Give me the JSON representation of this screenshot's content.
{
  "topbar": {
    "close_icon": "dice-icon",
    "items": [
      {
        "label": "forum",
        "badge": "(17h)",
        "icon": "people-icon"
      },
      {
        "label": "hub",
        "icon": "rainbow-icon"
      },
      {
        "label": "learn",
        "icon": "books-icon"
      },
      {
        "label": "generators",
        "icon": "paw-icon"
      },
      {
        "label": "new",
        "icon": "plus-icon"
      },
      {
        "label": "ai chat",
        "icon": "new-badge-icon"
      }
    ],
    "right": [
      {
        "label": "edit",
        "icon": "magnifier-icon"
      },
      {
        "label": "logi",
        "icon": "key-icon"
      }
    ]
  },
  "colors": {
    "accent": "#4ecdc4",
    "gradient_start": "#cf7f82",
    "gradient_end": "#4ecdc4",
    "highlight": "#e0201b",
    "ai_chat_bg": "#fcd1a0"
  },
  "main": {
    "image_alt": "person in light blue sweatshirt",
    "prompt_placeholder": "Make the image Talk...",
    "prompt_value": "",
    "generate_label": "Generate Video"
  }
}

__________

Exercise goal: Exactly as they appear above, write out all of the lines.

Answer for the task:
Give me the JSON representation of this screenshot's content.
{
  "topbar": {
    "close_icon": "dice-icon",
    "items": [
      {
        "label": "forum",
        "badge": "(17h)",
        "icon": "people-icon"
      },
      {
        "label": "hub",
        "icon": "rainbow-icon"
      },
      {
        "label": "learn",
        "icon": "books-icon"
      },
      {
        "label": "generators",
        "icon": "paw-icon"
      },
      {
        "label": "new",
        "icon": "plus-icon"
      },
      {
        "label": "ai chat",
        "icon": "new-badge-icon"
      }
    ],
    "right": [
      {
        "label": "edit",
        "icon": "magnifier-icon"
      },
      {
        "label": "logi",
        "icon": "key-icon"
      }
    ]
  },
  "colors": {
    "accent": "#4ecdc4",
    "gradient_start": "#cf7f82",
    "gradient_end": "#4ecdc4",
    "highlight": "#e0201b",
    "ai_chat_bg": "#fcd1a0"
  },
  "main": {
    "image_alt": "person in light blue sweatshirt",
    "prompt_placeholder": "Make the image Talk...",
    "prompt_value": "",
    "generate_label": "Generate Video"
  }
}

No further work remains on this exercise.